The ICE BofAML US High Yield Index tracks the performance of U.S. dollar denominated below investment grade corporate debt publicly issued in the U.S. domestic market. It is not possible to invest directly in an index

Risk factors: The value of the Portfolio's shares will change, and you could lose money on your investment. An investment in the Portfolio is not a bank deposit and is not insured or guaranteed by the Federal Deposit Insurance Corporation or any other government agency. Fixed income securities are subject to interest rate risk and, as such, the net asset value of the Portfolio may fall as interest rates rise. Investing in below investment grade securities may carry a greater risk of nonpayment of interest or principal than higher rated bonds. Loans (including loan assignments, loan participations and other loan instruments) carry other risks, including the risk of insolvency of the lending bank or other intermediary. Loans may be unsecured or not fully collateralized may be subject to restrictions on resale and sometimes trade infrequently on the secondary market. These and other risks are more fully described in the Portfolio's prospectus. Not all funds or fund classes may be offered at all broker/ dealers.

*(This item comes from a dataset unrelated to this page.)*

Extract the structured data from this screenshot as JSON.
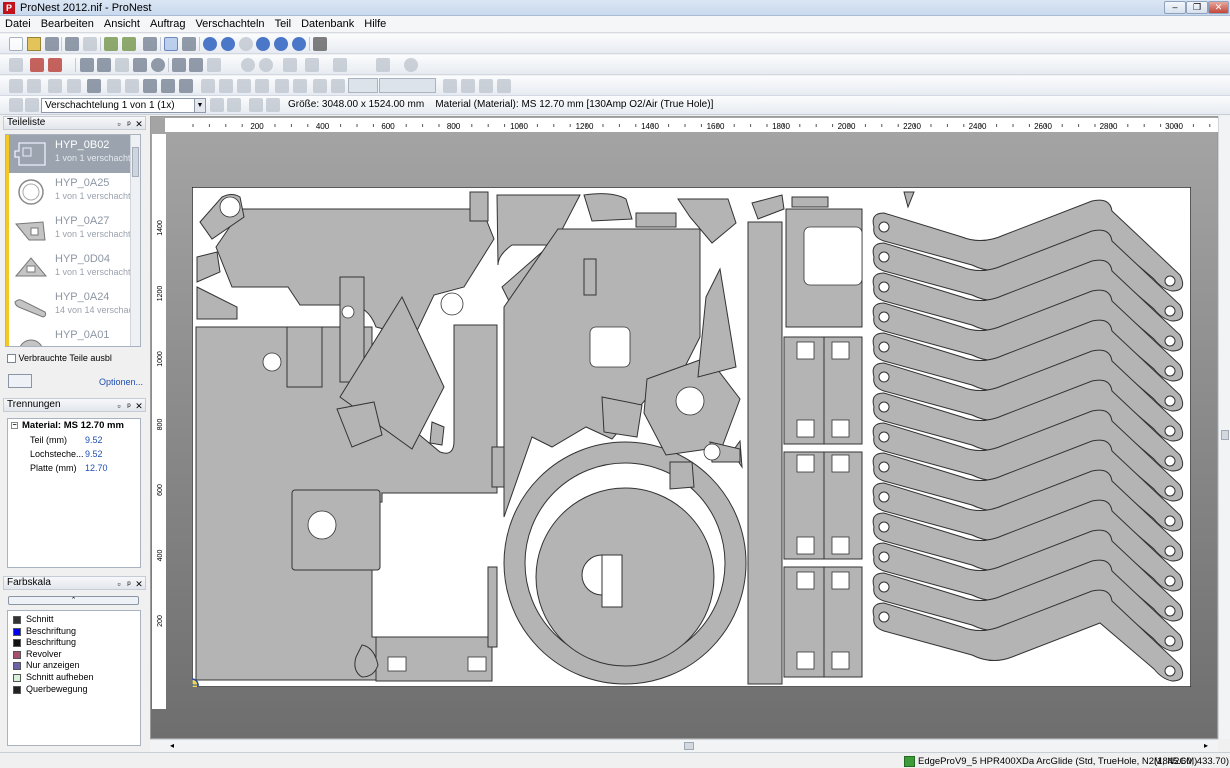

Annuities are long-term financial products designed for retirement purposes. Annuity and life insurance guarantees are based on the financial strength and claims-paying ability of the issuing insurance company. The guarantees have no bearing on the performance of a variable investment option. Variable investment options are subject to market risk, including loss of principal. There are charges and expenses associated with annuities and variable life insurance products, including mortality and expense risk charges, management fees, administrative fees, expenses for optional riders and deferred sales charges for early withdrawals. Withdrawals before age 59 1/2 may be subject to a 10% IRS tax penalty and surrender charges may apply.